The other eco/green lighting system is LED lighting. Using a series of 1-2 watt 10,000k led bulbs, it is said that one can run a reef lighting system with only 25-50 watts for a 48" aquarium, compared 500-800 watts for metal halides. LED reef lights are new to the market and really haven't been shown to be as effective as metal halides for some of the more light-intensive coral species. They're also relatively expensive compared to say power compacts and t5s.
I'm a fan of eco/green stuff, and marine systems probably have some of the worst press about how much energy it takes to truly run a reef tank, mostly because of the lighting. One of my things with running tanks is to use u-tube overflow systems that are gravity fed with no electricity usage whatsoever. A combination of skylights for daylight 10,000k range lighting and blue leds for actinic lighting would also make a nice eco/green statement.
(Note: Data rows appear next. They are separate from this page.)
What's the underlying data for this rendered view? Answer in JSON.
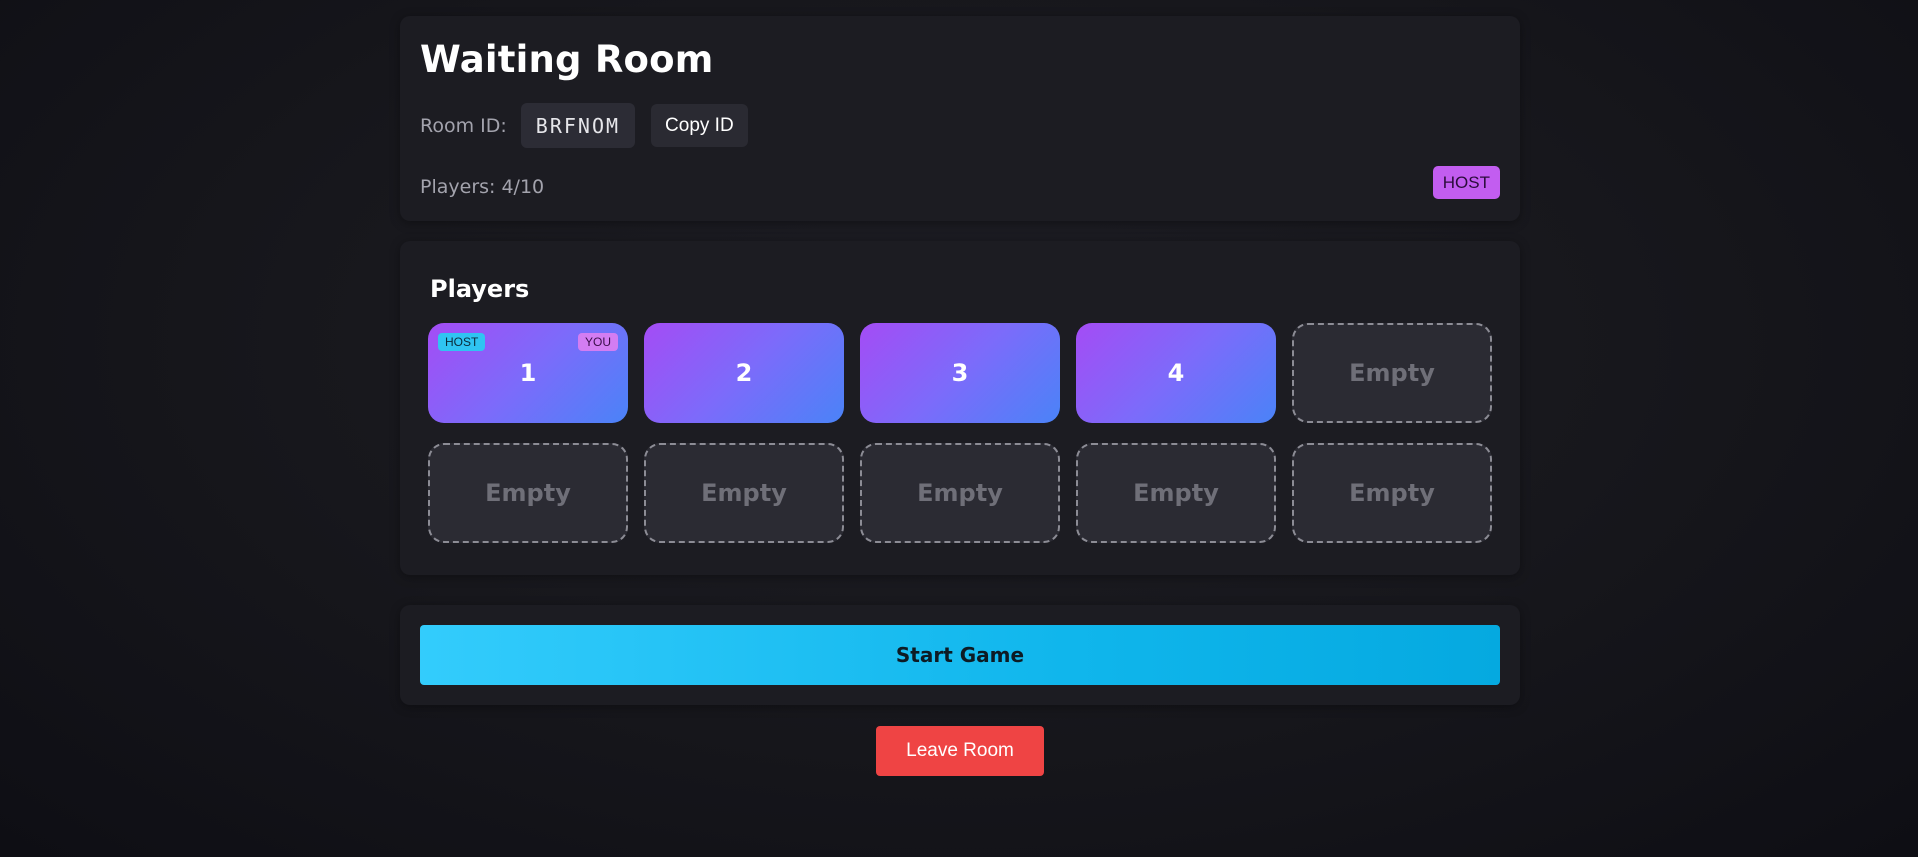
{
  "header": {
    "title": "Waiting Room",
    "room_label": "Room ID:",
    "room_id": "BRFNOM",
    "copy_label": "Copy ID",
    "players_count": "Players: 4/10",
    "role_badge": "HOST"
  },
  "players_section": {
    "title": "Players",
    "slots": [
      {
        "label": "1",
        "state": "filled",
        "host_badge": "HOST",
        "you_badge": "YOU"
      },
      {
        "label": "2",
        "state": "filled"
      },
      {
        "label": "3",
        "state": "filled"
      },
      {
        "label": "4",
        "state": "filled"
      },
      {
        "label": "Empty",
        "state": "empty"
      },
      {
        "label": "Empty",
        "state": "empty"
      },
      {
        "label": "Empty",
        "state": "empty"
      },
      {
        "label": "Empty",
        "state": "empty"
      },
      {
        "label": "Empty",
        "state": "empty"
      },
      {
        "label": "Empty",
        "state": "empty"
      }
    ]
  },
  "actions": {
    "start_label": "Start Game",
    "leave_label": "Leave Room"
  },
  "colors": {
    "accent_cyan": "#33ccfc",
    "host_purple": "#c25df0",
    "danger_red": "#ef4444",
    "player_gradient_start": "#a44cf5",
    "player_gradient_end": "#4a83f8"
  }
}
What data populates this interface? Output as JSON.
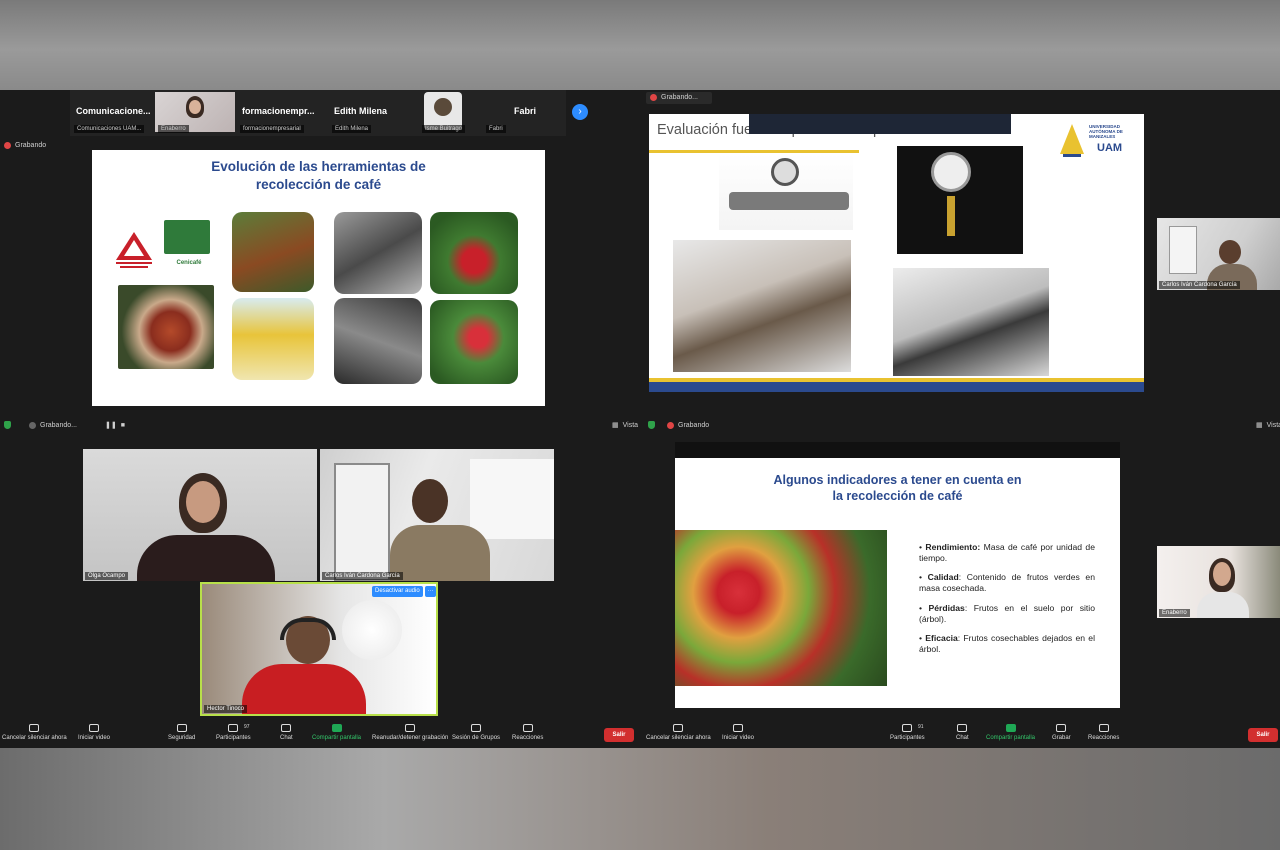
{
  "thumbnails": [
    {
      "name": "Comunicacione...",
      "tag": "Comunicaciones UAM..."
    },
    {
      "name": "",
      "tag": "Enaberro"
    },
    {
      "name": "formacionempr...",
      "tag": "formacionempresarial"
    },
    {
      "name": "Edith Milena",
      "tag": "Edith Milena"
    },
    {
      "name": "",
      "tag": "Isme Buitrago"
    },
    {
      "name": "Fabri",
      "tag": "Fabri"
    }
  ],
  "recording_label": "Grabando",
  "recording_label_dots": "Grabando...",
  "view_label": "Vista",
  "slide1": {
    "title_line1": "Evolución de las herramientas de",
    "title_line2": "recolección de café",
    "logo_label": "Cenicafé"
  },
  "slide2": {
    "title": "Evaluación fuerza impacto del dispositivo",
    "logo_text": "UNIVERSIDAD AUTÓNOMA DE MANIZALES",
    "logo_abbr": "UAM"
  },
  "side_video_1": {
    "tag": "Carlos Iván Cardona García"
  },
  "gallery": [
    {
      "tag": "Olga Ocampo"
    },
    {
      "tag": "Carlos Iván Cardona García"
    },
    {
      "tag": "Hector Tinoco"
    }
  ],
  "mute_button": "Desactivar audio",
  "more_button": "···",
  "slide3": {
    "title_line1": "Algunos indicadores a tener en cuenta en",
    "title_line2": "la recolección de café",
    "bullets": [
      {
        "term": "Rendimiento:",
        "text": " Masa de café por unidad de tiempo."
      },
      {
        "term": "Calidad",
        "text": ": Contenido de frutos verdes en masa cosechada."
      },
      {
        "term": "Pérdidas",
        "text": ": Frutos en el suelo por sitio (árbol)."
      },
      {
        "term": "Eficacia",
        "text": ": Frutos cosechables dejados en el árbol."
      }
    ]
  },
  "side_video_2": {
    "tag": "Enaberro"
  },
  "toolbar_left": [
    {
      "label": "Cancelar silenciar ahora",
      "count": ""
    },
    {
      "label": "Iniciar video",
      "count": ""
    },
    {
      "label": "Seguridad",
      "count": ""
    },
    {
      "label": "Participantes",
      "count": "97"
    },
    {
      "label": "Chat",
      "count": ""
    },
    {
      "label": "Compartir pantalla",
      "count": ""
    },
    {
      "label": "Reanudar/detener grabación",
      "count": ""
    },
    {
      "label": "Sesión de Grupos",
      "count": ""
    },
    {
      "label": "Reacciones",
      "count": ""
    }
  ],
  "toolbar_right": [
    {
      "label": "Cancelar silenciar ahora",
      "count": ""
    },
    {
      "label": "Iniciar video",
      "count": ""
    },
    {
      "label": "Participantes",
      "count": "91"
    },
    {
      "label": "Chat",
      "count": ""
    },
    {
      "label": "Compartir pantalla",
      "count": ""
    },
    {
      "label": "Grabar",
      "count": ""
    },
    {
      "label": "Reacciones",
      "count": ""
    }
  ],
  "end_button": "Salir",
  "colors": {
    "zoom_blue": "#2d8cff",
    "share_green": "#1fa855",
    "end_red": "#d22f2f",
    "slide_title": "#2b4a8e"
  }
}
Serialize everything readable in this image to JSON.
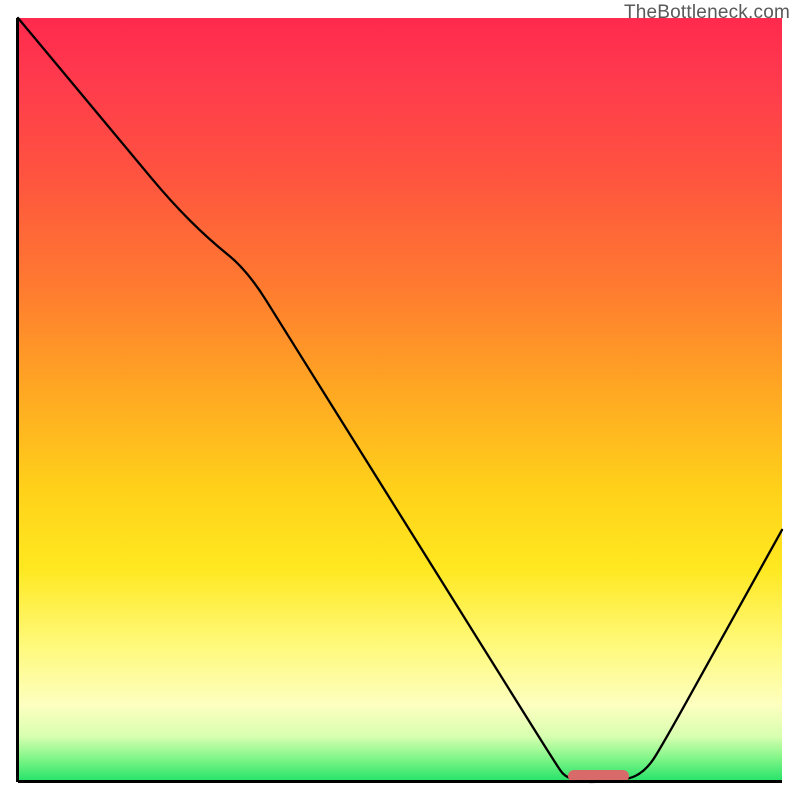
{
  "watermark": "TheBottleneck.com",
  "chart_data": {
    "type": "line",
    "title": "",
    "xlabel": "",
    "ylabel": "",
    "xlim": [
      0,
      100
    ],
    "ylim": [
      0,
      100
    ],
    "x": [
      0,
      5,
      10,
      15,
      20,
      25,
      30,
      35,
      40,
      45,
      50,
      55,
      60,
      65,
      70,
      72,
      78,
      82,
      85,
      90,
      95,
      100
    ],
    "values": [
      100,
      94,
      88,
      82,
      76,
      71,
      67,
      59,
      51,
      43,
      35,
      27,
      19,
      11,
      3,
      0,
      0,
      1,
      6,
      15,
      24,
      33
    ],
    "optimum_range": {
      "start": 72,
      "end": 80
    },
    "gradient_stops": [
      {
        "pos": 0,
        "color": "#ff2a4d"
      },
      {
        "pos": 50,
        "color": "#ffc81e"
      },
      {
        "pos": 85,
        "color": "#fdff9a"
      },
      {
        "pos": 100,
        "color": "#22e268"
      }
    ]
  }
}
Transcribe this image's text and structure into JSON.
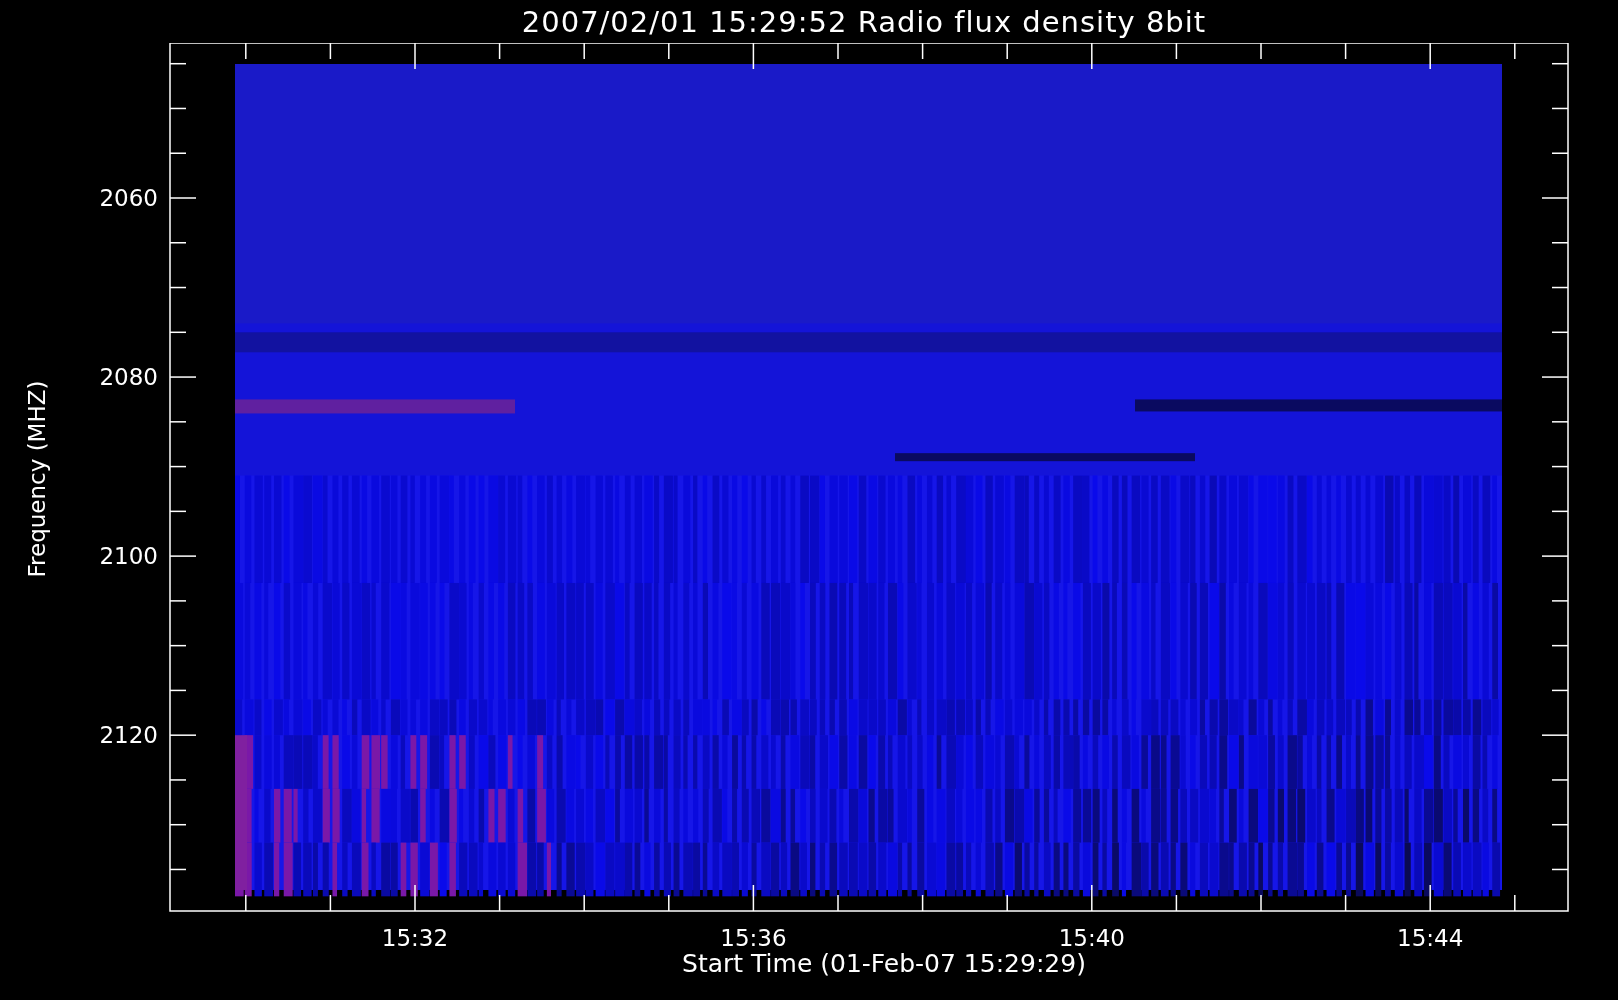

Even if LEDs haven't proven themselves for photosynthetics, they can make an aquarium look nice, and many also emulate the shimmering effect of metal halides.
It's hard to say exactly how the final plans will be on my reef network, but I'm definitely going to be looking into using skylights for the 800 gallon sump system and LED (or other low-power) lighting for any tanks that don't have photosynthetics in it.
My shark tank will be a fish only system with a small layer of sand on the bottom. It'll probably be a bamboo and/or horned shark, because obviously, I don't have money/space for a 100,000 gallon great white tank! It'll either be a custom built (plywood/fiberglass) tank with glass only on the front, or a pre-built tank with a painted background and will have multiple wavemakers to assure lots of current like the sharks need. These will share their tank with my monos and columbian shark, until if the cat shark gets big enough to eat them easily.
The living room tank, I really haven't even thought much about yet. Most people get a couple large fish (tangs, butterfly fish, angels, triggers, etc) and they produce a lot of waste. Of course, my filtration system should be able to handle the waste without any problems.
Building a reef network also means that I can setup smaller, nano aquariums in possibly every room in the house, for those smaller fish, like the firefish goby. basslets, small blennies, clownfish, etc.
The shark tank will have to have a special kind of sand, one with super fine round particles, because their bellies get scratched up and infected relatively easily, causing a lot of deaths in aquariums. It is illegal to collect sand on the beach or out of the ocean, and having this special sand shipped can cost $1 or more per pound.
In the case of shark tanks, it's probably best to get dry sand, because wet (live) sand weighs a lot more, and for the 1" of depth we'll need, it'll probably cost between $200-$300 alone.
I'm just guesstimating, but I believe the reef network system will need somewhere around 2,000 pounds of sand and probably 2,000 pounds of rock. Most of that sand can be bought dry in square yards via a landscaping company, washed well, and mixed in with aragonite sand and crushed coral to act as a PH buffer for probably less than $100 total. Just like the sand, you can use dry reef rock as well. Unfortunately, good dry reef rock here is actually more expensive ($2.50-$4 a pound) than I can get live rock shipped to me from Fiji. The cheap live fiji rock is probably mostly dead due to it being shipped out on boats for 2+ weeks, but the dieoff will make the tank go through a cycling process, which is has to go through anyway when it's first being setup. You just don't want to add live rock to a system that's already cycled. What really livens up the rocks is when you add real live rock, like for me, gulf live rock which is harvested in Florida and shipped out quickly. The various algaes, worms, and critters spread throughout the system over time.